With the recent pullback, shares are trading at a much more reasonable price-to-sales valuation as of early January 2022. Now maybe an excellent opportunity for long-term investors interested in fast-growing tech stocks to take a small position in this promising business.
Investors might’ve felt FOMO since cybersecurity stock SentinelOne (NYSE:S) went public in June 2021. The market-wide sell-off has steadily pushed shares lower, down 17% since the beginning of January.
SentinelOne uses a software-as-a-service business model, so looking at the company’s annual recurring revenue (ARR) is an excellent way to gauge how the business is performing. Its ARR grew 131% year over year to $237 million in the third quarter of fiscal 2022 (the calendar 2021 year).
The company’s revenue growth is coming from multiple directions; it’s gaining new customers, picking up 600 new accounts in Q3 from its previous quarter, and growing total customers 75% year over year to more than 6,000.
The company’s non-GAAP (adjusted) gross margin was 67% in Q3, 9 percentage points higher year over year, which could continue going up over time. Meanwhile, the company has $1.6 billion in cash on its balance sheet while burning just $21 million in Q3 (negative free cash flow illustrated in the chart above).
SentinelOne seems in little danger of running out of money. It could increase its marketing spend, leading to continued strong revenue growth.
High inflation has the market spooked about the potential for rising interest rates, which can negatively impact the valuation of stocks. Investors should be rooting for SentinelOne to keep falling; a lower valuation would set the stock up to produce significant returns moving forward.

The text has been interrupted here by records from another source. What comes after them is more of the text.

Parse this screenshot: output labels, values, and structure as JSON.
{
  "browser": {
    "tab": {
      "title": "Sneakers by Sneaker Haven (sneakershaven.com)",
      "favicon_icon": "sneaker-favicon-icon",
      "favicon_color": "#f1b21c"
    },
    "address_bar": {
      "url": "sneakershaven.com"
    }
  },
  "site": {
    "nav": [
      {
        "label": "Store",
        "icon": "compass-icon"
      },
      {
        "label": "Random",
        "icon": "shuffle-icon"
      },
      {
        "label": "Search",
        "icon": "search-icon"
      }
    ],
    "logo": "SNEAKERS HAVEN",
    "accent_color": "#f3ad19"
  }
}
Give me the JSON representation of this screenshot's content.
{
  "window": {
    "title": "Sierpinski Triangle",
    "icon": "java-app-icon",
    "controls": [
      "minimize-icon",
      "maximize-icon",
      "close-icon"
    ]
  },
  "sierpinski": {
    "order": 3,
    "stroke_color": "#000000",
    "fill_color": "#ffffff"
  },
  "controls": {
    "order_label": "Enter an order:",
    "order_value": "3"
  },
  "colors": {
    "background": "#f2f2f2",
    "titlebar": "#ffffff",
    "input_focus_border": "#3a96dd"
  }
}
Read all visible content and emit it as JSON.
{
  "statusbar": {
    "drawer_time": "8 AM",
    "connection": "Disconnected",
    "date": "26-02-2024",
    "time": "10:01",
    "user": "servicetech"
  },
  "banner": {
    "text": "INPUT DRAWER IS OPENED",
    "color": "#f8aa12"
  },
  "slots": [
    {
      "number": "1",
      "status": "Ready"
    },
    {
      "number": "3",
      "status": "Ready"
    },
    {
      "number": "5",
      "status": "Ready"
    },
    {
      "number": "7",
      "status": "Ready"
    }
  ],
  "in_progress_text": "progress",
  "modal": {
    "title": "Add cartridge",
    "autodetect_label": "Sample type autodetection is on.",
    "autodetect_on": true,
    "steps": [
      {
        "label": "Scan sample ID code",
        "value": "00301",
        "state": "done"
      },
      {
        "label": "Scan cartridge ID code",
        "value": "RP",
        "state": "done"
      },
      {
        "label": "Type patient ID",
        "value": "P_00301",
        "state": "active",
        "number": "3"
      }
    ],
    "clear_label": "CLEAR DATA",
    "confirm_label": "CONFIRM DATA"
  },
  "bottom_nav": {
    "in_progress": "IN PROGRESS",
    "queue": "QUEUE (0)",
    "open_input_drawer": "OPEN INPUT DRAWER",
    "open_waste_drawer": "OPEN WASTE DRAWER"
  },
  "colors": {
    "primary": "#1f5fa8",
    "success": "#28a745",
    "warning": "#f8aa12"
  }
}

But remember, nobody knows when the bottom in a market correction will come. So consider dollar-cost averaging into SentinelOne or any stock you like so you don’t miss your chance.